Another short excerpt from the book called “Northen California Gardening” by “Katherine Grace Endocott”. This post covers tree care and measures needed for a healthy tree.
Trees are the backbone of the garden and should be treated with extra care and respect. Give trees a helping hand by removing the grass and the weeds that have responded quickly to spring rain. Research indicates that young trees grow considerably faster when vegetation(particularly grass)is removed from the ground within a radius of between two and four feet around the trunk
Remember that a tree’s active feeding roots grow beneath the drip line of the outer leaves and even beyond the drip line.A large tree is helped by the removal of weeds that are growing a considerable distance from its trunk.Contrary to the popular notion,a tree’s roots grow out much further than they grow down.
Tree biology changes with age.When desiring to help a mature tree,remember that it lacks a young tree’s ability to respond quickly to change. Avoid big changes. Evidently mature trees, like mature humans, get set in their ways.It is best not to alter the environment of a large tree.
Sunscald can seriously harm or even kill young trees. Protect the trunks of young trees from the unrelenting gaze of the sun by coating them with diluted white latex tree paint or by covering them with a tree tape or brown burlap. As the tree grows, it will develop enough leafy branches to shade the trunk. One of the problems of sunscald is that the damaged tree bark allows easy entry for borers. If you see the tunnels of tree borers,poke a wire into the tunnels to kill the larvae.
Somewhat amazing,particularly to beginning gardeners,is the discovery that a real troublemaker for trees is the common ant.The tiny ant is something of a dairy farmer who industriously herds insect “cows” such as aphids, mealybugs, woolly whiteflies, and scales, and milks these sucking insects for their honeydew.The ants are fierce protectors of their cows, even carrying them from tree to tree and protecting them from predators.It is the sucking insects that damage trees, but because they are protected by the ants,the way to get rid of the insect is often to get rid of the ants.
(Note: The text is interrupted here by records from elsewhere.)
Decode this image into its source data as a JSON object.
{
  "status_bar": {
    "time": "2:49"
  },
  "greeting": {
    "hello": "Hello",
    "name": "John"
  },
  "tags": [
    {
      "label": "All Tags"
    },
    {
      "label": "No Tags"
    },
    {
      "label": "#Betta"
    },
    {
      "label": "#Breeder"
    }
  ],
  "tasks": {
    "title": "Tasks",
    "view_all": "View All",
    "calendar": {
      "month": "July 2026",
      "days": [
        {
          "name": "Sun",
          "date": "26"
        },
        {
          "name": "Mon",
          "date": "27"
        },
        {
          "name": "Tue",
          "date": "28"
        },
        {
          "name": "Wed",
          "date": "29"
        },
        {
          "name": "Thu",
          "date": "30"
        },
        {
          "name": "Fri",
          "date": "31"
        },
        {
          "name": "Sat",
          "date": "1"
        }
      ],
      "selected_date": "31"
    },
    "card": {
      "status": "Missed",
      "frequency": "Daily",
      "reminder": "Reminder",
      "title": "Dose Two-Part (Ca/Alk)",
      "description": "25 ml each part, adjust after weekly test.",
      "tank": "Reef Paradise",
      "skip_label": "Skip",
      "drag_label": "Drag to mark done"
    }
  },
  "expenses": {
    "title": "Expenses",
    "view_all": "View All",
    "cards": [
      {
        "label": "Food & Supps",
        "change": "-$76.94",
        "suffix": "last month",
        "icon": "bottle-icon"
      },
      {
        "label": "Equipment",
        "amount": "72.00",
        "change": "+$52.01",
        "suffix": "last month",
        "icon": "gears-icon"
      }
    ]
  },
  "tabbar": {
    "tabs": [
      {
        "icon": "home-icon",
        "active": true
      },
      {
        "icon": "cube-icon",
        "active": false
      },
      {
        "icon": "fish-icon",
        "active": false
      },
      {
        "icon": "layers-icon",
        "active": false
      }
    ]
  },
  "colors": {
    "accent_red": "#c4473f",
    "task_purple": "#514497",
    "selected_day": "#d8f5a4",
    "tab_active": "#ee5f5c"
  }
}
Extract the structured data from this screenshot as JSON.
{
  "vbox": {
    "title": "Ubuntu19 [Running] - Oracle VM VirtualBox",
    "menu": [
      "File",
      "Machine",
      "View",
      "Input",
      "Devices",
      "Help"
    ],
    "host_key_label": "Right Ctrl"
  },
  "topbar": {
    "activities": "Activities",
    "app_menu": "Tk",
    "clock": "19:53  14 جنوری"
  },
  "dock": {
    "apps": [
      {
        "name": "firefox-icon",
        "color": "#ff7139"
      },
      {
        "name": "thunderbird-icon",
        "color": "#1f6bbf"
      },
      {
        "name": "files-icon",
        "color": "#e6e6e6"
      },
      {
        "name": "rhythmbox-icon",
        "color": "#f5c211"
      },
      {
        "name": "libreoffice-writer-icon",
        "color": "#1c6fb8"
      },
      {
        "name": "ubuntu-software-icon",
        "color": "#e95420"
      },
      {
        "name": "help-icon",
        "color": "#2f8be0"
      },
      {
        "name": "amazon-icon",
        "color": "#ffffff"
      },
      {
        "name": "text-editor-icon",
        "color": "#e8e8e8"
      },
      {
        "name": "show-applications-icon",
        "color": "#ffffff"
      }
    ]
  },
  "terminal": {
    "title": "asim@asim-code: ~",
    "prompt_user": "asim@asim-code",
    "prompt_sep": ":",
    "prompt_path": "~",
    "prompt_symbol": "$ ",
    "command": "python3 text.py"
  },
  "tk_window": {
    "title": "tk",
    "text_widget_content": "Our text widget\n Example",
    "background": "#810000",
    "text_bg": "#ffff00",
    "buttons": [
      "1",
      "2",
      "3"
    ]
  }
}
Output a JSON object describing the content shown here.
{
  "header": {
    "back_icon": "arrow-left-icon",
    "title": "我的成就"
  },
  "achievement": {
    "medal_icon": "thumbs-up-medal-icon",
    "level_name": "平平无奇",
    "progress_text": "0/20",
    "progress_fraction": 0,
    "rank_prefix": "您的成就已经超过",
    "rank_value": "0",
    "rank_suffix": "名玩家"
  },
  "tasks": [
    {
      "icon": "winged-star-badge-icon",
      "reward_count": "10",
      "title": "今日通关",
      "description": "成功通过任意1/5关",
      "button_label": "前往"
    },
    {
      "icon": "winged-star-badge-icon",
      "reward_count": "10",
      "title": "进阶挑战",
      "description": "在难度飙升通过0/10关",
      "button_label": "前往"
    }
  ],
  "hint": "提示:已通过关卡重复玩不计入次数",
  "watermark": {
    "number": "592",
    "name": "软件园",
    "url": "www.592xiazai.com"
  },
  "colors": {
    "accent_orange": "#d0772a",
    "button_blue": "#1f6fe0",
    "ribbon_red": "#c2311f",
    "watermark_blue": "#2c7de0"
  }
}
Do not apply an insecticide when you encounter the ants.That is rather like bombing a village to get rid of a houseguest.True,both the ants and the aphids are done in by an insecticide but so are all the beneficial bugs(some of which eat the bad bugs)and even worse, with certain insecticides, so are the bees whose job it is to fly from flower to flower carrying the pollen that results in fruit.
The first line of attack on ants is to wash the tree.Use a soap made for this purpose, such as the one by Safer, or use two tablespoons of dish soap(not dishwasher detergent)in a gallon of water. Spray the tree or sponge off the leaves.This soapy bath discourages aphids as well as ants. It also gets rid of the dust that hides the bad bugs from raids by beneficial bugs.
After the bath,trim off all branches that dip down to the ground to eliminate the ladder that enables ants to climb into the trees.Last,apply a sticky barrier substance, such as Tanglefoot, to the trunk of the tree. The best way to apply the sticky stuff is to spread it onto a piece of loosely woven cloth or an old nylon stocking and wrap that around the tree trunk.Wrap low so that birds, particularly hummingbirds, will not be attracted to it.
Again, I want to caution you against rushing out and spraying chemicals on the tree. It takes several years to get a garden in balance so that there are enough beneficial bugs around to control problem bugs. A hasty chemical spraying of something as large as a tree can massacre a lot of your insect allies in the garden.